It is far more likely that the lease was granted 1798 prior to Bedford House being torn down and the demolition was a part of James Burton’s bargain with the Bedford Estate intertwined as it was with the bargain between the Bedford Estate and the Founding Hospital with respect to land swaps to allow boundary alignments leading to sensible sized plots to develop.

The Russell Institution
Extract from, St Pancras Past and Present, Frederick Miller, London, 1874 Pp 183-9. Google Books.

 

The demise of the Russell Insitution

Webber’s Directory lists the Russell Institution in 1897. This is contrary to most authorities who suggest that it had disappeared by 1891 as it was not in the Post Office [Kellys] directory – this is a categorically erroneous supposition as is made clear below.

However, we can be quite certain of the final date of the dissolution of the Russel Institution as it as the subject of a test case, under the Literary and Scientific Institutions Act 1854 Section 30,  to determine the distribution of assets when such and institution was dissolved. There is a report of the proceedings in The Times Law Reports.

Times Law Reports Vol 14
Times Law Reports, Volume 14 edited by William Frederick Barry. Pages 406 & 7 concerning the dissolution of the Russell Institution.

There is also a fuller report in The Law Reports: Chancery Division….., Volume 2, which makes it clear that the demise of the Russell Insuttion was to do with the ending of the 98 year lease granted to James Burton and [presumably] reassigned to the Russell Institution. Which states

The Law Reports: Chancery Division….., Volume 2, 1898, Pages 72-82.

Both of these reports state, perhaps erroneously, that the 200 shares had been given to the Duke of Bedford in respect of the lease.
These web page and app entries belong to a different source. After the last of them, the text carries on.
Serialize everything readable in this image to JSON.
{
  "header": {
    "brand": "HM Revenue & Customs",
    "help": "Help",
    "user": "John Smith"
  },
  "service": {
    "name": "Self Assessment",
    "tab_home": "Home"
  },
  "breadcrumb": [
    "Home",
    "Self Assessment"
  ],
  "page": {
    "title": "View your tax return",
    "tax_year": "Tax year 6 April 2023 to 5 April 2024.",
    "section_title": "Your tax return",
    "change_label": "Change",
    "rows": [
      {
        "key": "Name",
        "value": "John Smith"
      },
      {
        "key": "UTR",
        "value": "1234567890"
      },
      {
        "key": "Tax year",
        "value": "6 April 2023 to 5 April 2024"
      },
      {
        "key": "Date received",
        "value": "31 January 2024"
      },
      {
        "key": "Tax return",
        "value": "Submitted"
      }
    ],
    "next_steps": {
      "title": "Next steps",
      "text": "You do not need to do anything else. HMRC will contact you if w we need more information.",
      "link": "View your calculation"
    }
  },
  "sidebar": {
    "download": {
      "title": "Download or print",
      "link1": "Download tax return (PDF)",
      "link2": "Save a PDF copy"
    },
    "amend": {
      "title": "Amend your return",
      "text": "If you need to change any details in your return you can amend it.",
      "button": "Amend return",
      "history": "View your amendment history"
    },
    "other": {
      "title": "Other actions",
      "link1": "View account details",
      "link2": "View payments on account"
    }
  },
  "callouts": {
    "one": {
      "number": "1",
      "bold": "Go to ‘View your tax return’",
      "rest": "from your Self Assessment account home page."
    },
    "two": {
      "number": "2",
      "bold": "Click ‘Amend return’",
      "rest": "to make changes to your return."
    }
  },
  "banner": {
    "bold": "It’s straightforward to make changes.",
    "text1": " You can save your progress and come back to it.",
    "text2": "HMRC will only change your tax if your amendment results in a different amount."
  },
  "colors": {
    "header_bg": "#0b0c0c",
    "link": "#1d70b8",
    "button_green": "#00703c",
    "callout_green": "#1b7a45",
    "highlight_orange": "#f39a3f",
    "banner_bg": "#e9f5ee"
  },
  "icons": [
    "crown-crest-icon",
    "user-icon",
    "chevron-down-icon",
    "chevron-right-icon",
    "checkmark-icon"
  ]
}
Hopefully the lease documents will come to light and settle the matter.

We had hoped that the fate of the Russell Institution’s library might give a clue to where its records ended up. Of the five volumes that we have found on the second hand market with the Russell Institution stamp on them none of them have any other institutional markings at all. This suggests that the collection was sold off piecemeal or given to the shareholders in lieu of payment. So this has proved, so far, a research dead end.

The Russell Rooms / Russell Institution occupied 55 Great Coram Street [now Herbrand Street] at the junction with Little Coram Street. This site is now occupied by Witley Court, a block of flats.


¹ We are trying to track down any records of the lease that may be extant in the Duke of Bedford’s archives – although it is quite puzzling that it is stated a Duke of Bedford as Coram Street was clearly on the lands of  The Foundling Hospital – which should be pretty clear from the name as Thomas Coram was it’s founder – the answer may well be in The Foundling Hospital’s archives held at LMA likely A/FH/A/16/017/001 which is the agreement between James Burton and The Foundling Hospital or A/FH/A/16/015/002 which is the index for the actual leases granted. It could well be that. There is another explanation in that The Foundling Hospital could not sell lands and only exchange them so it is possible that this parcel of lands was exchanged with The Duke of Bedford.